…. and of course this pushes the pound lower immediately on the markets. This is the typeof market news where noone would know how to react and this is why most experienced forex traders advise to stay aside when such pieces of asteroids hit the news.
The British pound declined and gilts (the British bonds issued by government) advanced amidst speculation the government’s pledge to balance the budget by the end of its first term will damp the economic growth. Osborne said the government will cut the deficit to 20 billion pounds by 2015-2016 and will cut spending by 30 billion pounds annually.

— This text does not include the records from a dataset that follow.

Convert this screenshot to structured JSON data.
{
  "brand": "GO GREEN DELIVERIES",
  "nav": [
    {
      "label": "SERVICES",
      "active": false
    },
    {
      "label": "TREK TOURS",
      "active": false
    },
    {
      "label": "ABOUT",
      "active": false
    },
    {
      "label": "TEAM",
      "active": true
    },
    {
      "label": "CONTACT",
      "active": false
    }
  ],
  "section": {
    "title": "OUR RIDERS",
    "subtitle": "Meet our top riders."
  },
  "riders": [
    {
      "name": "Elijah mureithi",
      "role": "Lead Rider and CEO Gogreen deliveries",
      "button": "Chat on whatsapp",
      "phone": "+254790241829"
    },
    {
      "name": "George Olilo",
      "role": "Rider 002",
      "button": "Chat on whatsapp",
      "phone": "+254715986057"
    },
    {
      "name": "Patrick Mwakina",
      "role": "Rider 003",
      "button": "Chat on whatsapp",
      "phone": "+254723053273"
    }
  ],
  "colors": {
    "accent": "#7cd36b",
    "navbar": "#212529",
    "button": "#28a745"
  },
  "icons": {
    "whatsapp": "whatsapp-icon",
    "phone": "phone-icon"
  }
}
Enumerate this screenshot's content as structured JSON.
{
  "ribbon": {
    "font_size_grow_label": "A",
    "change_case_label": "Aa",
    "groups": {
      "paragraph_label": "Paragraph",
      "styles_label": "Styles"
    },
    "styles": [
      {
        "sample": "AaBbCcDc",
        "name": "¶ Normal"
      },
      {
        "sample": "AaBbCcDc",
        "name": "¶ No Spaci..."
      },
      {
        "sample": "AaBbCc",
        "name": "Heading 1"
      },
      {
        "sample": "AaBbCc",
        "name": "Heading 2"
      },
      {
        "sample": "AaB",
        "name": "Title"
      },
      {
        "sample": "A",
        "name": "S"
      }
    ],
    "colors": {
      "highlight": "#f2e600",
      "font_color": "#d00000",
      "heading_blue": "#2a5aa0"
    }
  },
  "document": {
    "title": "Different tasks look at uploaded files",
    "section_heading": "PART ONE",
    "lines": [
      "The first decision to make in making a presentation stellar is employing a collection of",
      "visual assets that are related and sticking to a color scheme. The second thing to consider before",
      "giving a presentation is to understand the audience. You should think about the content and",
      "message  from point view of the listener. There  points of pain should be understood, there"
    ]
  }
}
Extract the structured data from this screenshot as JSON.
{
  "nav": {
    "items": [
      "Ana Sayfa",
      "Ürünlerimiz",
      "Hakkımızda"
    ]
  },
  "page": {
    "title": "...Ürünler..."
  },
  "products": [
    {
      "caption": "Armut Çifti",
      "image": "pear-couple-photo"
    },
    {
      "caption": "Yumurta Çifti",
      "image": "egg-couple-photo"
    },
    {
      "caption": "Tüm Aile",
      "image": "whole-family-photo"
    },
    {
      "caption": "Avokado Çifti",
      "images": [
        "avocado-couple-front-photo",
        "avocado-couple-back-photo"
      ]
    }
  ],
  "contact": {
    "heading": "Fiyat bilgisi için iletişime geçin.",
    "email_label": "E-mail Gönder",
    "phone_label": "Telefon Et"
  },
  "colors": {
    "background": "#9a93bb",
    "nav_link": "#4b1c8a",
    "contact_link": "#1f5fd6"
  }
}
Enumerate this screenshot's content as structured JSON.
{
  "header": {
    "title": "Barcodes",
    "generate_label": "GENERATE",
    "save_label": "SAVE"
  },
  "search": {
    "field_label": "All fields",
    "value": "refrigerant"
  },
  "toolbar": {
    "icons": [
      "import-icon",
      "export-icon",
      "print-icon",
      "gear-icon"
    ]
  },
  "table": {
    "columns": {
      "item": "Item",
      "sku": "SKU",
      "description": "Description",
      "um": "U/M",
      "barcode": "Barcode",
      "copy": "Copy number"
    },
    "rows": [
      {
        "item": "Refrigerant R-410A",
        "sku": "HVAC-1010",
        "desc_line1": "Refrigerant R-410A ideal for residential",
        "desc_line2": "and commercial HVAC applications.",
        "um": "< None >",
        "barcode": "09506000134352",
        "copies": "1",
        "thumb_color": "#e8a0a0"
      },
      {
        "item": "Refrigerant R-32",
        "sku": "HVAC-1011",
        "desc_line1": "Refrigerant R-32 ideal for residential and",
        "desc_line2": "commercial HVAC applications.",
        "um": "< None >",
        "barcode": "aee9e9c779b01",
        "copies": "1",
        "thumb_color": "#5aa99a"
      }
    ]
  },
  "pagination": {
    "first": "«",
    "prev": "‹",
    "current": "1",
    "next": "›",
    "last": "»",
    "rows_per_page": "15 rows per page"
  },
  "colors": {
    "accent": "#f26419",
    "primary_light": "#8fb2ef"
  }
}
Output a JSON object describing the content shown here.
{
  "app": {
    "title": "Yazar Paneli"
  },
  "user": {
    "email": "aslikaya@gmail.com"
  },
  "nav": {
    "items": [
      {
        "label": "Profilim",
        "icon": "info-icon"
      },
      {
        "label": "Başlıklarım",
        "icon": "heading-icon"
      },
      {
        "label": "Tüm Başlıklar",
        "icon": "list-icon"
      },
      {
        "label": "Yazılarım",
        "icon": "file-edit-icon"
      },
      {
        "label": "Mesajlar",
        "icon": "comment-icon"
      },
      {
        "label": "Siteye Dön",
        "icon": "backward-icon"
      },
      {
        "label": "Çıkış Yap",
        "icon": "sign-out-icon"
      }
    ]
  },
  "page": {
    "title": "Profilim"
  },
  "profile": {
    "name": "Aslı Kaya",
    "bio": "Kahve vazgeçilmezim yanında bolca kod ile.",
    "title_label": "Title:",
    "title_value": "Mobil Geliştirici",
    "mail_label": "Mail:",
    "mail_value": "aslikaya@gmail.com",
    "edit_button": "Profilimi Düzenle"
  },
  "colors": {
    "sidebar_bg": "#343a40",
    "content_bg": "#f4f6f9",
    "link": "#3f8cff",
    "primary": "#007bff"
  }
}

Concern the U.K. would struggle to narrow the biggest budget deficit among the Group of Seven nations helped send the pound 9 percent lower against the dollar this year. Speculation the U.K. would lose its AAA rating helped the 10-year yield reach 4.3 percent on Feb. 22.Osborne, 39, the youngest chancellor since 1886, will outline plans to cut spending by the most in a generation to rein in the deficit, which amounts to 11.1 percent of gross domestic product. “We have set a brisk pace since taking office,” Osborne said while presenting the budget. “It has earned us credibility.” Read more
Or (if you want) miss-correlations. As all of your guru traders will say, in the forex trading you learn for your lifetime. And when you think you saw them all, something comes and takes away all your confidence (and hopefully not your profits, especially when you have the risk management tools in place).
What happened? I decided to test today on the MetaTrader 4 (MT4) platform the buy stop and the buy limit orders on the “twister sister” or the GBP/JPY pair. And the results were quite interesting.
So what happened? I placed from the previous day a buy limit order on the GBP/JPY, on the assumption that the yen currency will devaluate a bit whilst the pound will be stable. This was based on the relatively mild-to-bad incoming economic news: the trade balance of Japan was on the larger side of the forecasts, whilst the GBP news (public sector borrowing, retail sales and preliminary mortgage approvals, to name just a few) should have been better. And so they were. Read more
The pound rose against the euro, dollar and yen after Nationwide Building Society said the average cost of a home jumped 0.9 percent from February to 150,946 pounds All 13 economists in a Bloomberg News survey predicted a decline.
“The pound is very sensitive to the fortunes of the domestic housing market,” said Neil Jones, working with Mizuho Corporate Bank Ltd. in London. “The pound is increasing on the back of this upside surprise in house prices.” Read more
Interestingly enough, this week the sterling pound has dropped to its lowest level in 12 years against a broad basket of currencies amid a wave of weak economic performance indicators released. This GBP weakening kept alive a talk about a cut in interest rates by the Bank of England. Sterling’s trade weighted index hit 89,5, the lowest level since October 1996, and the pound fell close to a record low against the Euro.
In the second quarter, UK’s economy virtually grounded to a halt, whilst the houses prices fell at the fastest pace since August 1991. Even worse, the UK retail sales plunged to their lowest level in 25 years. This raised expectations of interest rates cut, which would further undermine the pound’s appeal to investors. “The recent ULK data have been universally bearish for the pound and the path of least resistance remains further weakness”, said a JP Morgan analyst.
The dollar rose to a one-month high against the euro as the pace of job erosion in the U.S. slowed while a decline in German retail sales indicated economic weakness is spreading to other developed countries. Read more